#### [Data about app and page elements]

=-=-=

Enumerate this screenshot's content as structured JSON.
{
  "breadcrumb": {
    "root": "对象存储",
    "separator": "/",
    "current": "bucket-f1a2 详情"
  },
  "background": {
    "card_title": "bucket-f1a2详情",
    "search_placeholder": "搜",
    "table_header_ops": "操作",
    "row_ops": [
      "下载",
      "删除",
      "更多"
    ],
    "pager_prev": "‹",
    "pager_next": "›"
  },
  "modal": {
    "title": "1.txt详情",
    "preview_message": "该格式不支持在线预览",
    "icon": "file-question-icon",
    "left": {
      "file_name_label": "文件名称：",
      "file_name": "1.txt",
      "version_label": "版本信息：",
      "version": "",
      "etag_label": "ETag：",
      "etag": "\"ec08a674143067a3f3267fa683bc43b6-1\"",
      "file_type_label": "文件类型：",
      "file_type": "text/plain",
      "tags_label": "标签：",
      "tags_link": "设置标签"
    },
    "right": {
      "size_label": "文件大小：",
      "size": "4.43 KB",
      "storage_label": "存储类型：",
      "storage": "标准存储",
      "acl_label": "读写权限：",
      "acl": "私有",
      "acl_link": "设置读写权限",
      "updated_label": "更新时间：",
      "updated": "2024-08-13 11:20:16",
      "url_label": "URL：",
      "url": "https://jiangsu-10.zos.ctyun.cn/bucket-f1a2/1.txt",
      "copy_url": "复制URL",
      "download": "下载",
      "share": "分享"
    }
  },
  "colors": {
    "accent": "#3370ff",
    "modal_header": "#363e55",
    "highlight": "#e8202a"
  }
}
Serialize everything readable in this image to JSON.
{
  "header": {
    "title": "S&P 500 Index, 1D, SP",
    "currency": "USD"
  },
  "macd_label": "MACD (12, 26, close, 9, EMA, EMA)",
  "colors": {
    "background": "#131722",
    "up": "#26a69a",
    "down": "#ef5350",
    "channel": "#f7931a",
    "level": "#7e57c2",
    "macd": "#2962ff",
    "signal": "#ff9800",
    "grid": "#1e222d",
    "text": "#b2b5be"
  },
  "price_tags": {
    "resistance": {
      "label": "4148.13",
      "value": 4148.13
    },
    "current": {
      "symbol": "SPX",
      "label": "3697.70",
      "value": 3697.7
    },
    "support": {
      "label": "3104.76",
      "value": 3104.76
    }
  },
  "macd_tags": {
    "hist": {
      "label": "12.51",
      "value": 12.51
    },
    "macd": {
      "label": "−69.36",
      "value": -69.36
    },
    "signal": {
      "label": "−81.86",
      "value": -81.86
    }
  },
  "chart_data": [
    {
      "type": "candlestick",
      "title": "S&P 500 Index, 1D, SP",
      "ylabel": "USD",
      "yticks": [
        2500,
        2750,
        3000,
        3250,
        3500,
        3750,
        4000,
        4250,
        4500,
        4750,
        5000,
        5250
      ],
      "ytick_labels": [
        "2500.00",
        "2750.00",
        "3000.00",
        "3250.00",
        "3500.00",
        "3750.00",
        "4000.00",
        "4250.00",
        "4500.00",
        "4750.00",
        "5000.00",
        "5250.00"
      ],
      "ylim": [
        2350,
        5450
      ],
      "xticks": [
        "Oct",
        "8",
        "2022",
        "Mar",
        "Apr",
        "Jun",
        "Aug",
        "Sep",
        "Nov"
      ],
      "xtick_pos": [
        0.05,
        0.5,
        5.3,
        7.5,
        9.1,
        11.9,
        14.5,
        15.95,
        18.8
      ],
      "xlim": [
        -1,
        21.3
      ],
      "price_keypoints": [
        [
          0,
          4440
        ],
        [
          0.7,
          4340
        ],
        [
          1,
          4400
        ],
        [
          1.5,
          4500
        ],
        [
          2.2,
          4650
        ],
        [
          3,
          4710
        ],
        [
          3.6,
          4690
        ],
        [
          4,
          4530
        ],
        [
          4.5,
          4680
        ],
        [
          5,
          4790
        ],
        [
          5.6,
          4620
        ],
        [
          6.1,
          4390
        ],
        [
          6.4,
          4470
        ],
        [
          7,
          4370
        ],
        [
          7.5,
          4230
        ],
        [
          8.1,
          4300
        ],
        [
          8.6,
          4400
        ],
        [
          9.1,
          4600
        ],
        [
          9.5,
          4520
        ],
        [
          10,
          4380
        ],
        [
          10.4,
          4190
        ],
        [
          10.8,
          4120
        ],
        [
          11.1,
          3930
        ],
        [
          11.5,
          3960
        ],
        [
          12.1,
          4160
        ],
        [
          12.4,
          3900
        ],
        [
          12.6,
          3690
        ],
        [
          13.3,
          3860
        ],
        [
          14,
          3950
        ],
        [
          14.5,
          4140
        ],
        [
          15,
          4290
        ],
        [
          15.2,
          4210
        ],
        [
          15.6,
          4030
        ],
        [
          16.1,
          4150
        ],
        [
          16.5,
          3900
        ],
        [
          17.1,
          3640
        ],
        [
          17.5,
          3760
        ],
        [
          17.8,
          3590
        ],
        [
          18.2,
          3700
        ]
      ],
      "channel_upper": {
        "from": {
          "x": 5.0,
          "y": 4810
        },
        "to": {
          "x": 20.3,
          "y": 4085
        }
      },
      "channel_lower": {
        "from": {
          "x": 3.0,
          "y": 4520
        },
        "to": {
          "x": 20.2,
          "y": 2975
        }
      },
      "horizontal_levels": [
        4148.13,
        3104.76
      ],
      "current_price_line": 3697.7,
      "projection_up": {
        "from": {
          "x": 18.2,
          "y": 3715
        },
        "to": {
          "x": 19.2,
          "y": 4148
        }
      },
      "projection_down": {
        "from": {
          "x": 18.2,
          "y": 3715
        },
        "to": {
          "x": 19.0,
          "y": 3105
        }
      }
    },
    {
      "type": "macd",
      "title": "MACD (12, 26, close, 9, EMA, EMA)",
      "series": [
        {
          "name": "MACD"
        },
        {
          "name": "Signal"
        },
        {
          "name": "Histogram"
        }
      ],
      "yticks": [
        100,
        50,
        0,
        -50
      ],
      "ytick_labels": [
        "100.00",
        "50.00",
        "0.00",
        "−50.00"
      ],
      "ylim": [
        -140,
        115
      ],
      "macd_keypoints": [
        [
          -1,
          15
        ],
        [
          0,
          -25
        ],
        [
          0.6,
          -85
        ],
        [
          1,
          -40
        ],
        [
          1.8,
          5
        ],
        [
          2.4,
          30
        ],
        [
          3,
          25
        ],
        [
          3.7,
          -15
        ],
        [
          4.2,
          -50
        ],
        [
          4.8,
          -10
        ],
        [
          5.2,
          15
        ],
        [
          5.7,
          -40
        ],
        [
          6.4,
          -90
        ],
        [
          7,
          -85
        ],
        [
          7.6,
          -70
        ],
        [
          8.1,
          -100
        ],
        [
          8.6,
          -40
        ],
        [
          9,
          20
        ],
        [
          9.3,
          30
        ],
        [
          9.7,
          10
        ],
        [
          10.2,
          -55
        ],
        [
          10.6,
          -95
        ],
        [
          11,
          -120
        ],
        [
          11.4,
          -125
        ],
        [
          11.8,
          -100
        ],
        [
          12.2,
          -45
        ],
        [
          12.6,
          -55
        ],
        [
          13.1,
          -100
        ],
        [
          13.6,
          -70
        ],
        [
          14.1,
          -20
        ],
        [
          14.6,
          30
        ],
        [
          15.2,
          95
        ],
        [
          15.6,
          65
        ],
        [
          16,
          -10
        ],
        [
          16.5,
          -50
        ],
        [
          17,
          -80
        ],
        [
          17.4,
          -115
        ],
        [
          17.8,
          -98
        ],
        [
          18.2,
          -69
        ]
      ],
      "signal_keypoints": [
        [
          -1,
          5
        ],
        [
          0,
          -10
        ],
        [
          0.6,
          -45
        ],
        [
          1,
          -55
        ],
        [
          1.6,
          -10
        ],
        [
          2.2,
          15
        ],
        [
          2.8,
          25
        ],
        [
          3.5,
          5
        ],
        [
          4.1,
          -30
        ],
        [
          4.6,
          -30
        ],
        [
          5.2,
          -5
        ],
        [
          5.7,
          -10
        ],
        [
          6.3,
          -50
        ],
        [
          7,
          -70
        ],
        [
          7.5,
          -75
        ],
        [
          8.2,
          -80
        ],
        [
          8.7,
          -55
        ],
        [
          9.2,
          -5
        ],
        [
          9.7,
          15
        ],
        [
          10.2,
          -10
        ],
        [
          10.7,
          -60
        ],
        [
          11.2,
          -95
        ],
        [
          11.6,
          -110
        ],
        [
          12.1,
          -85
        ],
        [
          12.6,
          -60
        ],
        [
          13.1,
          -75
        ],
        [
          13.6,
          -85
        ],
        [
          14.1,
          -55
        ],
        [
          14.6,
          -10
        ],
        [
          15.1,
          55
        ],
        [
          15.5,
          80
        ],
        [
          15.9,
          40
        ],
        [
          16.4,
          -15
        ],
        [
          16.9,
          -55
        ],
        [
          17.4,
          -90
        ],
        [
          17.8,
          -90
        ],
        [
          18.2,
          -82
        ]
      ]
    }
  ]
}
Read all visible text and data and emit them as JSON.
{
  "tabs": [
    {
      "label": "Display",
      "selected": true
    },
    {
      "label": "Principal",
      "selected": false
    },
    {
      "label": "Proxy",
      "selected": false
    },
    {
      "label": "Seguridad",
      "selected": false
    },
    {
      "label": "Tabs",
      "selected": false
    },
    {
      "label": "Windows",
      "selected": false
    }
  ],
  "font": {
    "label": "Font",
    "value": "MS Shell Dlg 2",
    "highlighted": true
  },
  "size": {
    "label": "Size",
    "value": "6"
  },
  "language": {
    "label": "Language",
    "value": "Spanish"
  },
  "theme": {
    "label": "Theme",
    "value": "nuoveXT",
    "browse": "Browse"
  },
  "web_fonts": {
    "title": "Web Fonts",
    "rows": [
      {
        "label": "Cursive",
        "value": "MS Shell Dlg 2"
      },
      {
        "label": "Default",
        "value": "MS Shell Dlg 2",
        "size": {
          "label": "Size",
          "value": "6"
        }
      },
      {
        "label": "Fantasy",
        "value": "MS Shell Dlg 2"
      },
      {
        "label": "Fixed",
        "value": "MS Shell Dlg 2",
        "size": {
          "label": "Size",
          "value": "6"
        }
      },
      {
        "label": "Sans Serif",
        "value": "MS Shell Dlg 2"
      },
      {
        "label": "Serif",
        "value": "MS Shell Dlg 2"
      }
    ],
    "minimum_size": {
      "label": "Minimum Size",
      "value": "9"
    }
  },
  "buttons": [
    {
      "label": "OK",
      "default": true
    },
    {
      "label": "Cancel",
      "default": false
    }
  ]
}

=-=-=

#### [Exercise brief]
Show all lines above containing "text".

#### [Output of the exercise]
      "file_type": "text/plain",
    "text": "#b2b5be"
Read all visible text and data and emit them as JSON.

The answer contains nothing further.